HOA Disclosure Laws Provide False Sense of Accomplishment
Our Colorado legislature will pass more "disclosure" laws in 2014. Disclosure laws are intended to ensure all information about a transaction is exposed guaranteeing the parties involved in the event are not deceived and have all information to make a sound decision. In law making, however, disclosure Bills can present a false sense of accomplishment. They appear forceful, problem solving and protective of rights but in reality are meant to preclude change. They are too often the result of Bill sponsors caving into interest group pressures to remove that which could affect change. The Bill is rewritten to exclude any enforcement provisions. Disclosure Bills are more often than not ornamental, administrative, and empty and provide a false sense of accomplishment. Most HOA laws are disclosure types. They direct the HOA or property management company to document but not change the practice and fail to address enforcement.

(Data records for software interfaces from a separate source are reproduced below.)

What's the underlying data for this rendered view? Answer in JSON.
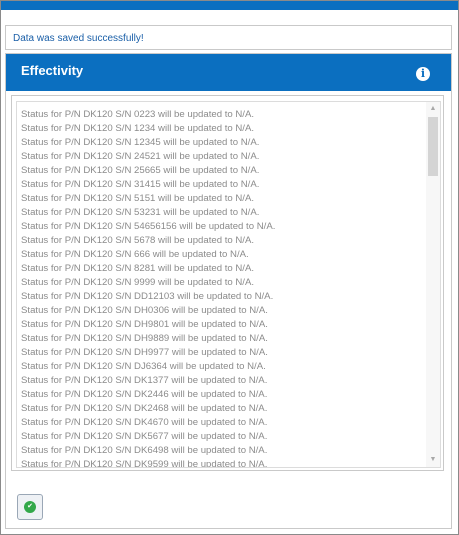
{
  "message": {
    "success_text": "Data was saved successfully!"
  },
  "panel": {
    "title": "Effectivity",
    "info_icon": "info-circle-icon"
  },
  "status_list": [
    "Status for P/N DK120 S/N 0223 will be updated to N/A.",
    "Status for P/N DK120 S/N 1234 will be updated to N/A.",
    "Status for P/N DK120 S/N 12345 will be updated to N/A.",
    "Status for P/N DK120 S/N 24521 will be updated to N/A.",
    "Status for P/N DK120 S/N 25665 will be updated to N/A.",
    "Status for P/N DK120 S/N 31415 will be updated to N/A.",
    "Status for P/N DK120 S/N 5151 will be updated to N/A.",
    "Status for P/N DK120 S/N 53231 will be updated to N/A.",
    "Status for P/N DK120 S/N 54656156 will be updated to N/A.",
    "Status for P/N DK120 S/N 5678 will be updated to N/A.",
    "Status for P/N DK120 S/N 666 will be updated to N/A.",
    "Status for P/N DK120 S/N 8281 will be updated to N/A.",
    "Status for P/N DK120 S/N 9999 will be updated to N/A.",
    "Status for P/N DK120 S/N DD12103 will be updated to N/A.",
    "Status for P/N DK120 S/N DH0306 will be updated to N/A.",
    "Status for P/N DK120 S/N DH9801 will be updated to N/A.",
    "Status for P/N DK120 S/N DH9889 will be updated to N/A.",
    "Status for P/N DK120 S/N DH9977 will be updated to N/A.",
    "Status for P/N DK120 S/N DJ6364 will be updated to N/A.",
    "Status for P/N DK120 S/N DK1377 will be updated to N/A.",
    "Status for P/N DK120 S/N DK2446 will be updated to N/A.",
    "Status for P/N DK120 S/N DK2468 will be updated to N/A.",
    "Status for P/N DK120 S/N DK4670 will be updated to N/A.",
    "Status for P/N DK120 S/N DK5677 will be updated to N/A.",
    "Status for P/N DK120 S/N DK6498 will be updated to N/A.",
    "Status for P/N DK120 S/N DK9599 will be updated to N/A."
  ],
  "scrollbar": {
    "up_icon": "scroll-up-arrow-icon",
    "down_icon": "scroll-down-arrow-icon"
  },
  "approve_button": {
    "icon": "thumbs-up-icon"
  },
  "colors": {
    "header_blue": "#0b6fc0",
    "message_text": "#1a5fa8",
    "list_text": "#8b8b8b",
    "approve_green": "#33a84a"
  }
}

The HOA Transfer Fee Disclosure Bill exemplifies this illusionary legislative tactic. The transfer fee is known to be abusive, excessive, and misused and the original Bill had a defined solution. It was changed to a disclosure Bill. Now the abusive practice simply must be documented but nothing in the Bill will stop the practice. Even HOA laws addressing release of records to home owners or rules for elections are ornamental. The laws are well intentioned and defined and require documentation and disclosure but are absent of enforcement from the home owner’s perspective. Legislators can feel good and boast about their vote but in reality they supported more of the same. Thus, disclosure laws require documenting the problem to be solved but do little to change it. The next time you read about passage of a “disclosure” Bill know that it is in reality a law in which its' original intention and effectiveness has been watered down or removed to ensure continuation of the practice intended to be corrected.